Volume 12, Number 3, 2004

Pet-assisted therapy to reach the elderly

Twenty-five excited residents of the Little Sisters of the Poor nursing home sat in a circle listening to Suzanne Smith, CHNS '00. explain why she and eight dogs, two guinea pigs and volunteers from the University were in their recreation room.

"I'm a UD graduate student interested in studying animal/human interaction," Smith says. "I came here last year and had such good feedback and such a good time that I decided to come back. Is everybody having a good time?"

After a collective, resounding "yes," it was obvious the residents felt the same way.

Smith earned her bachelor's degree in human nutrition and dietetics and is working on a master's degree in health promotion. Her focus has always been on physical fitness, but she has a special interest in the stress-relieving, restorative effect that animals have on humans, especially the elderly. Her pet-assisted therapy trips to nursing homes have only strengthened that interest, and this trip was no exception.

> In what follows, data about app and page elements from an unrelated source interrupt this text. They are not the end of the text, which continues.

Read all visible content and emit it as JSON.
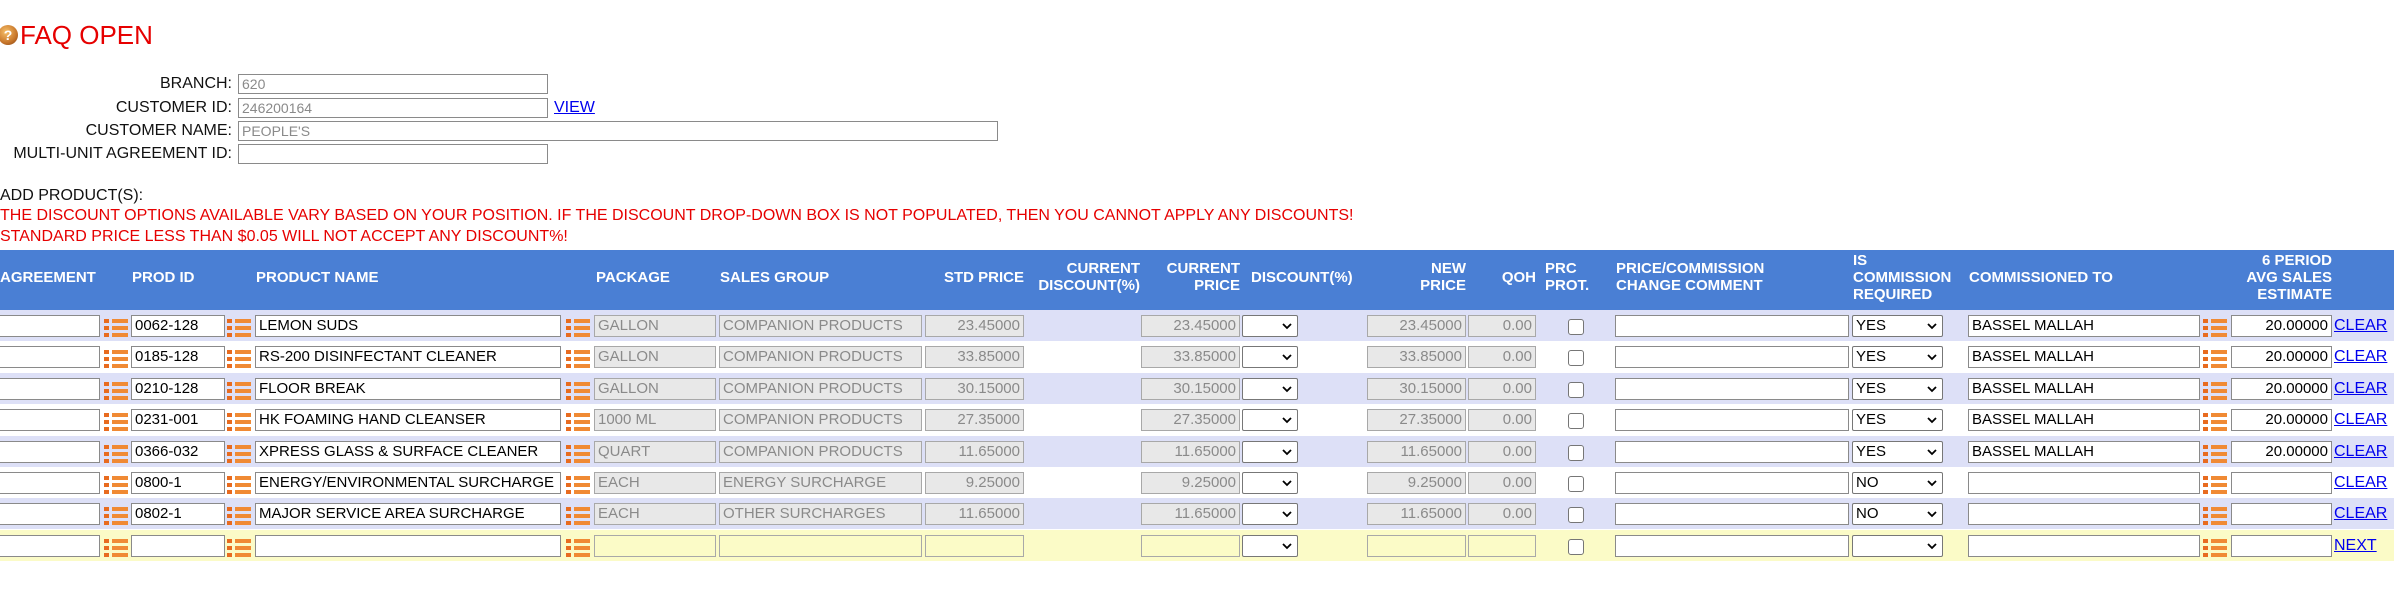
{
  "page": {
    "title": "FAQ OPEN",
    "icon": "faq-help-icon",
    "accent_color": "#e60000",
    "header_color": "#4a7fd4"
  },
  "form": {
    "branch": {
      "label": "BRANCH:",
      "value": "620"
    },
    "customer_id": {
      "label": "CUSTOMER ID:",
      "value": "246200164",
      "link": "VIEW"
    },
    "customer_name": {
      "label": "CUSTOMER NAME:",
      "value": "PEOPLE'S"
    },
    "multi_unit": {
      "label": "MULTI-UNIT AGREEMENT ID:",
      "value": ""
    }
  },
  "add_products_label": "ADD PRODUCT(S):",
  "warnings": [
    "THE DISCOUNT OPTIONS AVAILABLE VARY BASED ON YOUR POSITION. IF THE DISCOUNT DROP-DOWN BOX IS NOT POPULATED, THEN YOU CANNOT APPLY ANY DISCOUNTS!",
    "STANDARD PRICE LESS THAN $0.05 WILL NOT ACCEPT ANY DISCOUNT%!"
  ],
  "columns": {
    "agreement": "AGREEMENT",
    "prod_id": "PROD ID",
    "product_name": "PRODUCT NAME",
    "package": "PACKAGE",
    "sales_group": "SALES GROUP",
    "std_price": "STD PRICE",
    "current_discount_1": "CURRENT",
    "current_discount_2": "DISCOUNT(%)",
    "current_price_1": "CURRENT",
    "current_price_2": "PRICE",
    "discount": "DISCOUNT(%)",
    "new_price_1": "NEW",
    "new_price_2": "PRICE",
    "qoh": "QOH",
    "prc_prot_1": "PRC",
    "prc_prot_2": "PROT.",
    "comment_1": "PRICE/COMMISSION",
    "comment_2": "CHANGE COMMENT",
    "commission_1": "IS",
    "commission_2": "COMMISSION",
    "commission_3": "REQUIRED",
    "commissioned_to": "COMMISSIONED TO",
    "estimate_1": "6 PERIOD",
    "estimate_2": "AVG SALES",
    "estimate_3": "ESTIMATE"
  },
  "rows": [
    {
      "prod_id": "0062-128",
      "product_name": "LEMON SUDS",
      "package": "GALLON",
      "sales_group": "COMPANION PRODUCTS",
      "std_price": "23.45000",
      "current_price": "23.45000",
      "new_price": "23.45000",
      "qoh": "0.00",
      "commission_required": "YES",
      "commissioned_to": "BASSEL MALLAH",
      "estimate": "20.00000",
      "action": "CLEAR"
    },
    {
      "prod_id": "0185-128",
      "product_name": "RS-200 DISINFECTANT CLEANER",
      "package": "GALLON",
      "sales_group": "COMPANION PRODUCTS",
      "std_price": "33.85000",
      "current_price": "33.85000",
      "new_price": "33.85000",
      "qoh": "0.00",
      "commission_required": "YES",
      "commissioned_to": "BASSEL MALLAH",
      "estimate": "20.00000",
      "action": "CLEAR"
    },
    {
      "prod_id": "0210-128",
      "product_name": "FLOOR BREAK",
      "package": "GALLON",
      "sales_group": "COMPANION PRODUCTS",
      "std_price": "30.15000",
      "current_price": "30.15000",
      "new_price": "30.15000",
      "qoh": "0.00",
      "commission_required": "YES",
      "commissioned_to": "BASSEL MALLAH",
      "estimate": "20.00000",
      "action": "CLEAR"
    },
    {
      "prod_id": "0231-001",
      "product_name": "HK FOAMING HAND CLEANSER",
      "package": "1000 ML",
      "sales_group": "COMPANION PRODUCTS",
      "std_price": "27.35000",
      "current_price": "27.35000",
      "new_price": "27.35000",
      "qoh": "0.00",
      "commission_required": "YES",
      "commissioned_to": "BASSEL MALLAH",
      "estimate": "20.00000",
      "action": "CLEAR"
    },
    {
      "prod_id": "0366-032",
      "product_name": "XPRESS GLASS & SURFACE CLEANER",
      "package": "QUART",
      "sales_group": "COMPANION PRODUCTS",
      "std_price": "11.65000",
      "current_price": "11.65000",
      "new_price": "11.65000",
      "qoh": "0.00",
      "commission_required": "YES",
      "commissioned_to": "BASSEL MALLAH",
      "estimate": "20.00000",
      "action": "CLEAR"
    },
    {
      "prod_id": "0800-1",
      "product_name": "ENERGY/ENVIRONMENTAL SURCHARGE",
      "package": "EACH",
      "sales_group": "ENERGY SURCHARGE",
      "std_price": "9.25000",
      "current_price": "9.25000",
      "new_price": "9.25000",
      "qoh": "0.00",
      "commission_required": "NO",
      "commissioned_to": "",
      "estimate": "",
      "action": "CLEAR"
    },
    {
      "prod_id": "0802-1",
      "product_name": "MAJOR SERVICE AREA SURCHARGE",
      "package": "EACH",
      "sales_group": "OTHER SURCHARGES",
      "std_price": "11.65000",
      "current_price": "11.65000",
      "new_price": "11.65000",
      "qoh": "0.00",
      "commission_required": "NO",
      "commissioned_to": "",
      "estimate": "",
      "action": "CLEAR"
    }
  ],
  "new_row": {
    "action": "NEXT"
  }
}
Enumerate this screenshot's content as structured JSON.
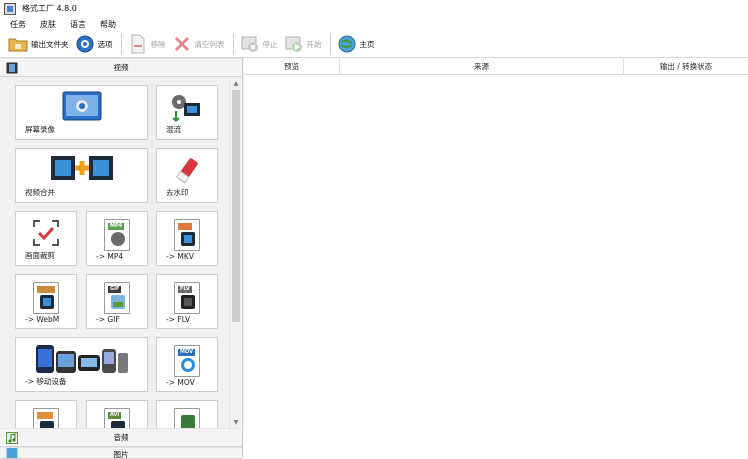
{
  "window": {
    "title": "格式工厂 4.8.0"
  },
  "menu": [
    "任务",
    "皮肤",
    "语言",
    "帮助"
  ],
  "toolbar": {
    "output_folder": "输出文件夹",
    "options": "选项",
    "remove": "移除",
    "clear_list": "清空列表",
    "stop": "停止",
    "start": "开始",
    "home": "主页"
  },
  "left_panel": {
    "video_header": "视频",
    "audio_header": "音频",
    "image_header_partial": "图片",
    "tiles": {
      "screen_record": "屏幕录像",
      "mix": "混流",
      "video_merge": "视频合并",
      "remove_watermark": "去水印",
      "crop": "画面裁剪",
      "to_mp4": "-> MP4",
      "to_mkv": "-> MKV",
      "to_webm": "-> WebM",
      "to_gif": "-> GIF",
      "to_flv": "-> FLV",
      "to_mobile": "-> 移动设备",
      "to_mov": "-> MOV"
    },
    "badges": {
      "mp4": "MP4",
      "gif": "GIF",
      "flv": "FLV",
      "mov": "MOV",
      "avi": "AVI"
    }
  },
  "task_list": {
    "columns": [
      "预览",
      "来源",
      "输出 / 转换状态"
    ]
  },
  "colors": {
    "accent_blue": "#2f6fc6",
    "mp4_green": "#5aa05a",
    "mkv_orange": "#e07a3a",
    "gif_dark": "#3a3a3a",
    "mov_blue": "#2a6fb8"
  }
}
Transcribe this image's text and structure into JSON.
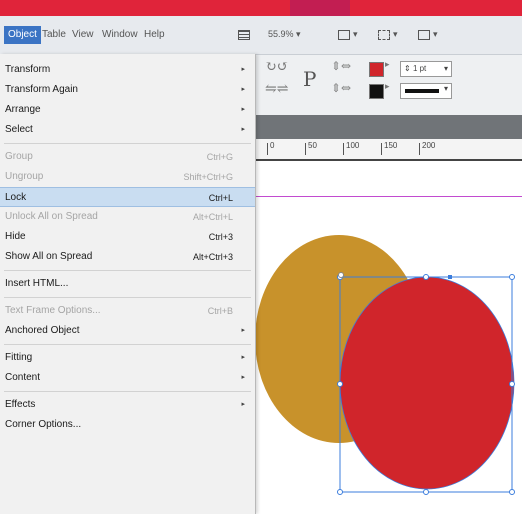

The residents at Little Sisters of the Poor seemed delighted to be nuzzled, licked and pawed by their furry visitors, including the Peruvian guinea pigs, with their long coats and big coal-black eyes, brought by Kimberly Doucette, administrative assistant in the College of Marine Studies.

The residents were animated and engaged as they asked questions about the animals or gave them treats. One woman had been a dog trainer and was able to "talk shop" for a while. Even those with arthritis would strain to touch a dog or stroke a guinea pig. And, all around the room you could hear, "Good dog," "Pretty girl." Handlers had their dogs sit, lie down and shake hands to the delight of the seniors.

Smith said she became interested in pet-assisted therapy when she worked at J.P. Morgan Chase and volunteered for its Global Days of Service month, when employers give employees time off to do volunteer work for a social service provider.

"The first year I worked there, I just volunteered as part of someone else's project. But, the second year, I decided to get more involved. I wasn't really interested in what was already being offered, so I decided to come up with a project of my own," Smith says.

"I have always loved animals and have an interest in older adults and wanted to combine the two in a volunteer project. I was aware of research involving stress relief and animal-assisted therapy and decided to investigate the possibility of leading a group of employees with their pets to local nursing homes. I chose three nursing homes from the 20 that were interested," Smith says. "When I asked Chase employees to join me, the response was overwhelming!

I had 20 people come with 20 pets on my first visit to the Little Sisters of the Poor. The two other nursing home trips each included five to 10 employees with their pets.

"The residents loved the animals, who were all very well behaved," Smith says. "The staff remarked at the change in demeanor, activity-level and the overall interest of many patients. Some patients, who rarely left their rooms, literally ran down the hall to see the pets as we walked in! Some residents who hadn't spoken in awhile chatted happily with the dogs and cats."

When her master's course work is finished, Smith will begin working on her thesis research. assessing the effect an established pet therapy program has had on everyone involved in the program--from patients to staff, to directors and caregivers. Her goal is to document the tangible changes pet-assisted therapy has made at every level.

Smith, who lives with her two cats, Lily and Chloe, says she would love to be able to make a living when she finishes school working with companion animals and the elderly and children. In the meantime, she helps pay the bills by playing piano for weddings and other events--she's been playing since she was 5--acting as a personal training instructor and fitness counselor, doing fitness modeling, producing health and nutrition seminars and, in her spare time, fostering abandoned cats and kittens.

--Barbara Garrison